COMMISSIONER Daniel Henson finds himself under fire from two fronts in another dispute. Department of Housing and Urban Development bureaucrats think he may have jumped the gun in trying to demolish 192 public housing units in Cherry Hill. Meanwhile, tenants of that South Baltimore complex fear replacement housing would lead to displacement of the poor.
Mr. Henson's dispute with HUD will resolve itself. The impatient housing commissioner will either satisfy the feds or slow his plans to raze the 1940s buildings. After all, Washington controls the money. Cherry Hill residents' fear about gentrification is another matter. Their apprehension is deeply emotional.
Several years ago, when nearby subsidized apartment complexes not owned by the city were converted into market-rate rentals, many Cherry Hill residents believed the units would become condominiums. It never happened.
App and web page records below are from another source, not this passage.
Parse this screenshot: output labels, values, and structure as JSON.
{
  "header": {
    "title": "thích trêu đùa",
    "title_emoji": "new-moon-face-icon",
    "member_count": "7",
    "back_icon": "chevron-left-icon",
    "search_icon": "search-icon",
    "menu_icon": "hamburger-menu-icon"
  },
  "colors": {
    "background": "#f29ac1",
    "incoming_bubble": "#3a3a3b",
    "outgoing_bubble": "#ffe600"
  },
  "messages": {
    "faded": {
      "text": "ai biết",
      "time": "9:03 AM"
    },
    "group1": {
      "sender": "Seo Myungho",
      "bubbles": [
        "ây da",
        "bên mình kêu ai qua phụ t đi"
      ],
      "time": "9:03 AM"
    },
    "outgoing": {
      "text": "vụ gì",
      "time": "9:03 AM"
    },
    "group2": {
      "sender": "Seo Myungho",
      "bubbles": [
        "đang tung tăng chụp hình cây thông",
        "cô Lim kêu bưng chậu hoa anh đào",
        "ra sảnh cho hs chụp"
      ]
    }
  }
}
Similarly, any thought that Cherry Hill, which contains the city's highest concentration of public housing, would draw yuppies because of its proximity to the water is utter nonsense.
Nevertheless, Cherry Hill is changing.
When it was constructed in 1945 to alleviate the post-World War II housing crunch, Cherry Hill was a working-class neighborhood. After racial barriers in housing came down and suburbanization began, working-class families moved out. Today, some 80 percent of the 10,000 residents receive public assistance.
Would a Cherry Hill that is more balanced socio-economically be a stronger community? We think so. Diversity is nothing to fear.
Pub Date: 10/07/97